"""
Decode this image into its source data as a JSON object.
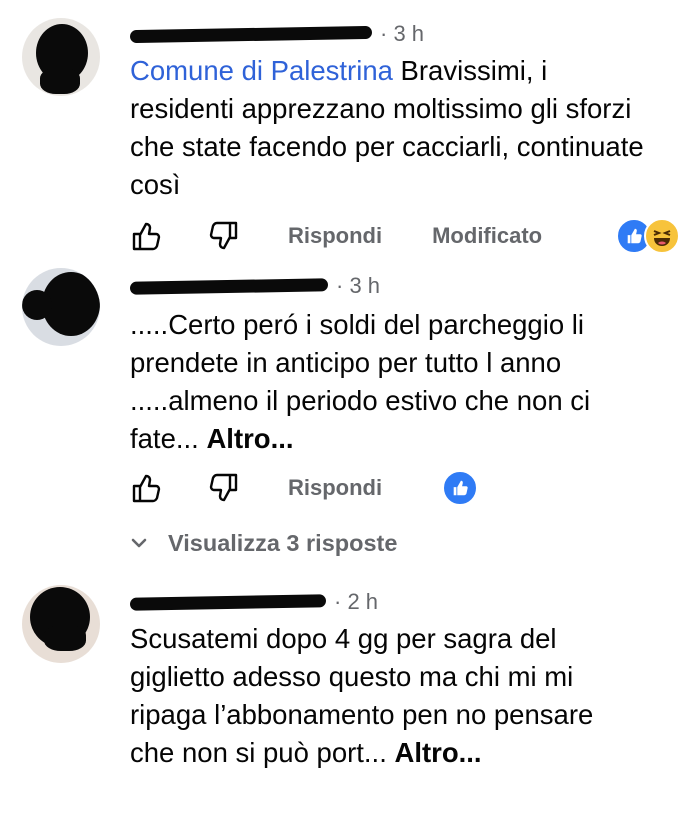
{
  "comments": [
    {
      "time": "3 h",
      "mention": "Comune di Palestrina",
      "text": " Bravissimi, i residenti apprezzano moltissimo gli sforzi che state facendo per cacciarli, continuate così",
      "reply_label": "Rispondi",
      "edited_label": "Modificato",
      "reactions": [
        "like-reaction",
        "haha-reaction"
      ]
    },
    {
      "time": "3 h",
      "text": ".....Certo peró i soldi del parcheggio li prendete in anticipo per tutto l anno .....almeno il periodo estivo che non ci fate... ",
      "more_label": "Altro...",
      "reply_label": "Rispondi",
      "reactions": [
        "like-reaction"
      ],
      "replies_label": "Visualizza 3 risposte"
    },
    {
      "time": "2 h",
      "text": "Scusatemi dopo 4 gg per sagra del giglietto adesso questo ma chi mi mi ripaga l’abbonamento pen no pensare che non si può port... ",
      "more_label": "Altro..."
    }
  ],
  "meta_separator": "·",
  "colors": {
    "link": "#2f62d8",
    "secondary_text": "#65676b",
    "like_blue": "#2f7bf5",
    "haha_yellow": "#f7c33b"
  }
}
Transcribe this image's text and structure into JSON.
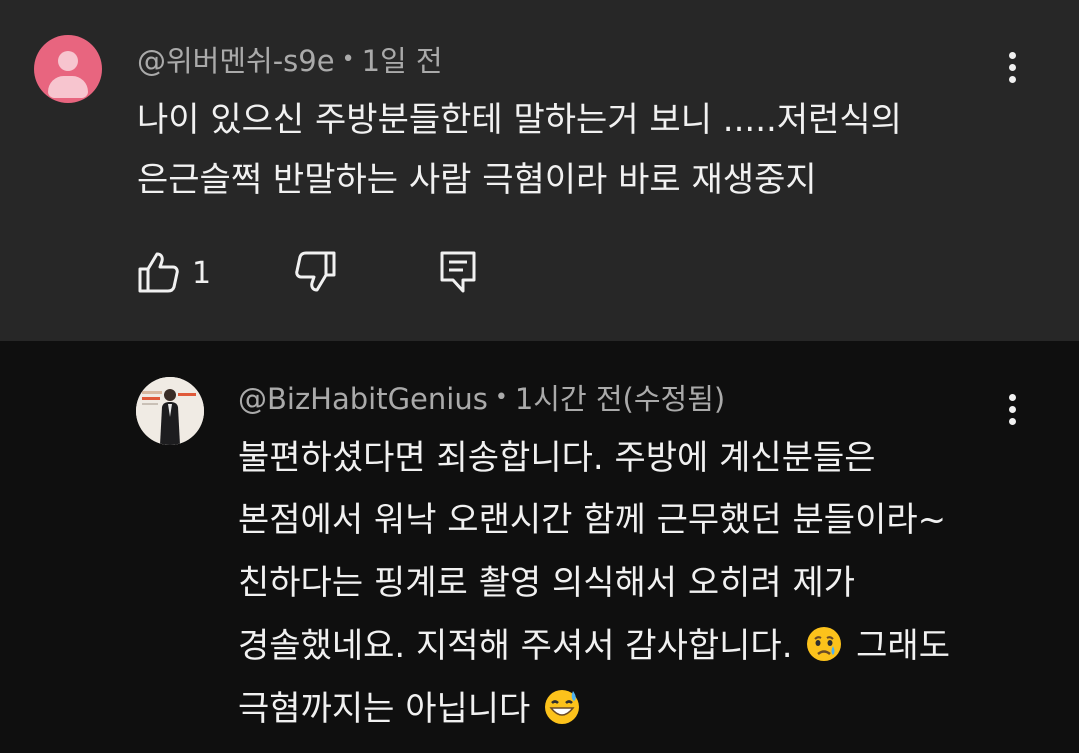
{
  "top_comment": {
    "author": "@위버멘쉬-s9e",
    "separator": "•",
    "time": "1일 전",
    "lines": [
      "나이 있으신 주방분들한테 말하는거 보니 .....저런식의",
      "은근슬쩍 반말하는 사람 극혐이라 바로 재생중지"
    ],
    "like_count": "1"
  },
  "reply": {
    "author": "@BizHabitGenius",
    "separator": "•",
    "time": "1시간 전(수정됨)",
    "lines": [
      "불편하셨다면 죄송합니다. 주방에 계신분들은",
      "본점에서 워낙 오랜시간 함께 근무했던 분들이라~",
      "친하다는 핑계로 촬영 의식해서 오히려 제가"
    ],
    "line4_a": "경솔했네요. 지적해 주셔서 감사합니다.",
    "line4_b": "그래도",
    "line5_a": "극혐까지는 아닙니다",
    "emoji_1": "crying-face-emoji",
    "emoji_2": "sweat-smile-emoji"
  },
  "colors": {
    "top_background": "#272727",
    "reply_background": "#0f0f0f",
    "text": "#f1f1f1",
    "meta": "#aaaaaa",
    "default_avatar": "#e8657f"
  }
}
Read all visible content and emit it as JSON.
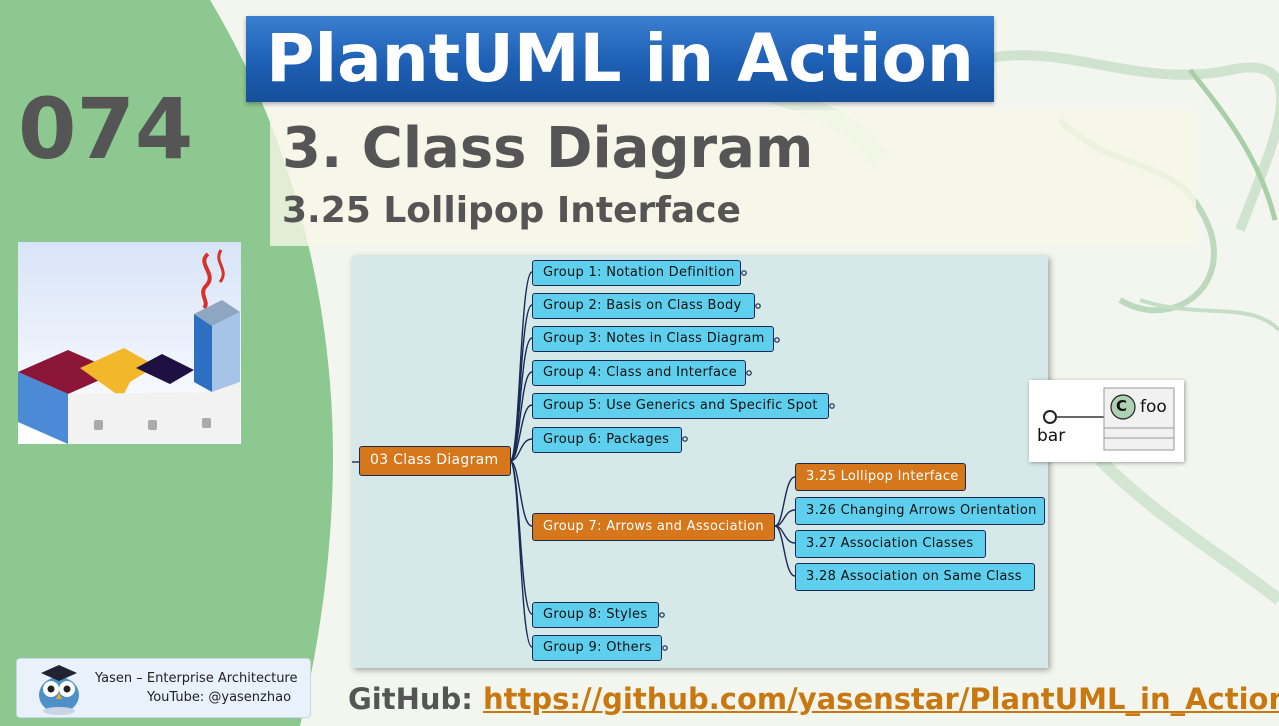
{
  "banner": {
    "title": "PlantUML in Action"
  },
  "episode": {
    "number": "074"
  },
  "section": {
    "title": "3. Class Diagram",
    "subtitle": "3.25 Lollipop Interface"
  },
  "mindmap": {
    "root": "03 Class Diagram",
    "groups": [
      "Group 1: Notation Definition",
      "Group 2: Basis on Class Body",
      "Group 3: Notes in Class Diagram",
      "Group 4: Class and Interface",
      "Group 5: Use Generics and Specific Spot",
      "Group 6: Packages",
      "Group 7: Arrows and Association",
      "Group 8: Styles",
      "Group 9: Others"
    ],
    "subtopics": [
      "3.25 Lollipop Interface",
      "3.26 Changing Arrows Orientation",
      "3.27 Association Classes",
      "3.28 Association on Same Class"
    ]
  },
  "lollipop": {
    "class_letter": "C",
    "class_name": "foo",
    "interface_name": "bar"
  },
  "author": {
    "name": "Yasen – Enterprise Architecture",
    "youtube": "YouTube: @yasenzhao"
  },
  "github": {
    "label": "GitHub: ",
    "url": "https://github.com/yasenstar/PlantUML_in_Action"
  },
  "colors": {
    "banner": "#1d5fb4",
    "node_blue": "#5ed0ee",
    "node_orange": "#d5771a",
    "green_arc": "#8cc88f"
  }
}
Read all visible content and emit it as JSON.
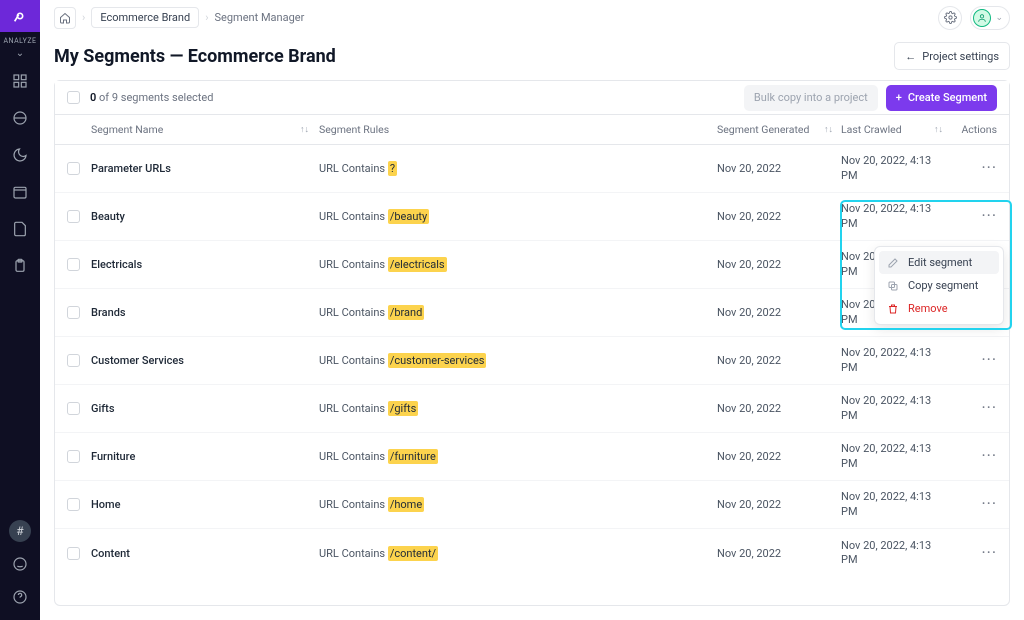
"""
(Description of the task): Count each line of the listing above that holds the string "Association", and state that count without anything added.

(Exercise output): 3